What Seleucid inscriptions tell us.
An archaeological mystery solved?
Archaeologists are reviving a 145-year-old hypothesis.
When Jews returned from exile, they brought the Babylonian calendar with them.
Hanukkah may be one of the best-known Jewish holidays, but its status is anomalous if not marginal. The two books of Maccabees were excluded from. . .
In the 2nd century BCE, after centuries of living in a province of one or another empire, Jews won themselves a powerful independent kingdom. In. . .
Could the remains of the last Hasmonean king have been found under a private house in Jerusalem? (Registration required.)
Have excavations near the modern Israeli city of Modi’in exposed the hometown of the heroes of Hannukah?
The history of Hanukkah in America reaffirms the truth that Jews have been reinventing their youngest holiday since its inception.
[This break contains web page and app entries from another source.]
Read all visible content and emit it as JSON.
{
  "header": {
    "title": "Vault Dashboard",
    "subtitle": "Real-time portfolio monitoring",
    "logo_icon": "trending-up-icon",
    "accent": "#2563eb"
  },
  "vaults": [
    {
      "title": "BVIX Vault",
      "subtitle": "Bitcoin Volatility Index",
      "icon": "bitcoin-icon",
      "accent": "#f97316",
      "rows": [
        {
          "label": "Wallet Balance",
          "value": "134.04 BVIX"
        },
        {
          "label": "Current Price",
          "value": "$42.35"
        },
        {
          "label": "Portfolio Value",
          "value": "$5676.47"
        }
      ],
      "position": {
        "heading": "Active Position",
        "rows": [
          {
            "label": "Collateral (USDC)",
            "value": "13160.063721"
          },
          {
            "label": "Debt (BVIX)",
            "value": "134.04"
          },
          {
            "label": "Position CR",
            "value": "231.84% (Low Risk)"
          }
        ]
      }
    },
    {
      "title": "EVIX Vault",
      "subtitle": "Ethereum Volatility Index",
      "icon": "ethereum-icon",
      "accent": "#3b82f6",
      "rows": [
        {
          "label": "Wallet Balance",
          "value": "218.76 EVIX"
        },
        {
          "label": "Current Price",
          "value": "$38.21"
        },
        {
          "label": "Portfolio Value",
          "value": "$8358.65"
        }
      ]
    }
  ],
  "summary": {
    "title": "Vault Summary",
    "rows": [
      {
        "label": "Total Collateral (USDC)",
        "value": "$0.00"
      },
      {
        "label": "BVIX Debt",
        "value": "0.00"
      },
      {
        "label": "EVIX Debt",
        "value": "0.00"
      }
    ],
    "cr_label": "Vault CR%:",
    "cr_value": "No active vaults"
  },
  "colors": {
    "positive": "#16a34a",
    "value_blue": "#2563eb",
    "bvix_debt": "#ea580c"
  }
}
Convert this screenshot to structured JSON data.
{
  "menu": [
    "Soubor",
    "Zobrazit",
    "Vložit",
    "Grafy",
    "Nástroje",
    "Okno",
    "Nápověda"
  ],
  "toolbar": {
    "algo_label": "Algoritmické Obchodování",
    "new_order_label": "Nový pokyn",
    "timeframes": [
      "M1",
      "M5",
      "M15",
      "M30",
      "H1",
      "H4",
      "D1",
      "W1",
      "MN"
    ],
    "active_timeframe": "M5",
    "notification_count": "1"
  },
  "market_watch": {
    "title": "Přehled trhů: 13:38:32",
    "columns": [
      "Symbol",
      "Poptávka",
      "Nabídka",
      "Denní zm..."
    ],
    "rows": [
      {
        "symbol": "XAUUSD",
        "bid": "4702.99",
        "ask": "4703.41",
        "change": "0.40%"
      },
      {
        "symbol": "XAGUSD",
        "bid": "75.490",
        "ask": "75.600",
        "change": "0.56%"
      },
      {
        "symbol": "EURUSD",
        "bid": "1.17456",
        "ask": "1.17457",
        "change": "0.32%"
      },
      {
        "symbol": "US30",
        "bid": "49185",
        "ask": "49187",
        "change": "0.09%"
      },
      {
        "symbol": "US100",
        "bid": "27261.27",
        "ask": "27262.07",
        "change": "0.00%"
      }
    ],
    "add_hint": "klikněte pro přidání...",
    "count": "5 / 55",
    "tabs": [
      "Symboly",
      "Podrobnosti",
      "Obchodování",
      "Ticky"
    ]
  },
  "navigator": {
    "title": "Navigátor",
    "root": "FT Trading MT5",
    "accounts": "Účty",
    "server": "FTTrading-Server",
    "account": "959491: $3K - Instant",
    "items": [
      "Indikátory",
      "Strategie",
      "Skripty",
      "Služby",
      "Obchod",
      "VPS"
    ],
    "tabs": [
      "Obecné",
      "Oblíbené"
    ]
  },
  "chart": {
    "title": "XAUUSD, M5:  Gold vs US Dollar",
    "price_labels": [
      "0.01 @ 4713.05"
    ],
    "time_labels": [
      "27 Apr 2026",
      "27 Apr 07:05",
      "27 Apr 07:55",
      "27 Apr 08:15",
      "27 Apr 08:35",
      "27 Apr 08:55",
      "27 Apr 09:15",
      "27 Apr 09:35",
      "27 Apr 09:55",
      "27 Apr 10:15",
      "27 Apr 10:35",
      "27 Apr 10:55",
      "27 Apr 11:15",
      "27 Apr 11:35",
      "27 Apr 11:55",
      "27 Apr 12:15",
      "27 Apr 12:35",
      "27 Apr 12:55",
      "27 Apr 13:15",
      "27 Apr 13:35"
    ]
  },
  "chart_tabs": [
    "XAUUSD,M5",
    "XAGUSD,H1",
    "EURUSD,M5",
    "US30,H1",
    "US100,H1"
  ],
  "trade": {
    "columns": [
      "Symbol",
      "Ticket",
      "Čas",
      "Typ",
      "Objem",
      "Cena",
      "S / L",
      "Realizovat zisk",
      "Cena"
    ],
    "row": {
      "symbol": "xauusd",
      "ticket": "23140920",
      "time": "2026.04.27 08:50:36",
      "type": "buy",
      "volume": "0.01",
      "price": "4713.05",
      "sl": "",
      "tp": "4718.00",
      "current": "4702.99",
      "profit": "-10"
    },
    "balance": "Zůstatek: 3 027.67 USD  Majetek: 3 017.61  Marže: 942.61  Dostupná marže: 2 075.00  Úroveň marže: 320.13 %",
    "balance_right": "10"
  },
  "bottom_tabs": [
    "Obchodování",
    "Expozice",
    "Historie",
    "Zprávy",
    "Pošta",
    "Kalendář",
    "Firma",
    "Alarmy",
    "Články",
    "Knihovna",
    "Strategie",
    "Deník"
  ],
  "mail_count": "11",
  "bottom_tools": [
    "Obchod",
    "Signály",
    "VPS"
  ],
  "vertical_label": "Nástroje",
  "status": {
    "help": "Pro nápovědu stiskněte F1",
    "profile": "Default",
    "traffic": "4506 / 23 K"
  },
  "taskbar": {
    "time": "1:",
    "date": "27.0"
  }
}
In changing the holiday emphasis from the Maccabees’ successful uprising to the miracle of the oil, were the rabbis dissociating themselves from the later,. . .
Twice during the American Revolutionary War, Jews combined stories of the Maccabees’ defeat of the Greeks with thanks for their nascent country’s victories against the British.
Several ancient historians attest that, long before destroying Judea, Rome allied with the Maccabees against the Seleucids. Archeological research supports the claim.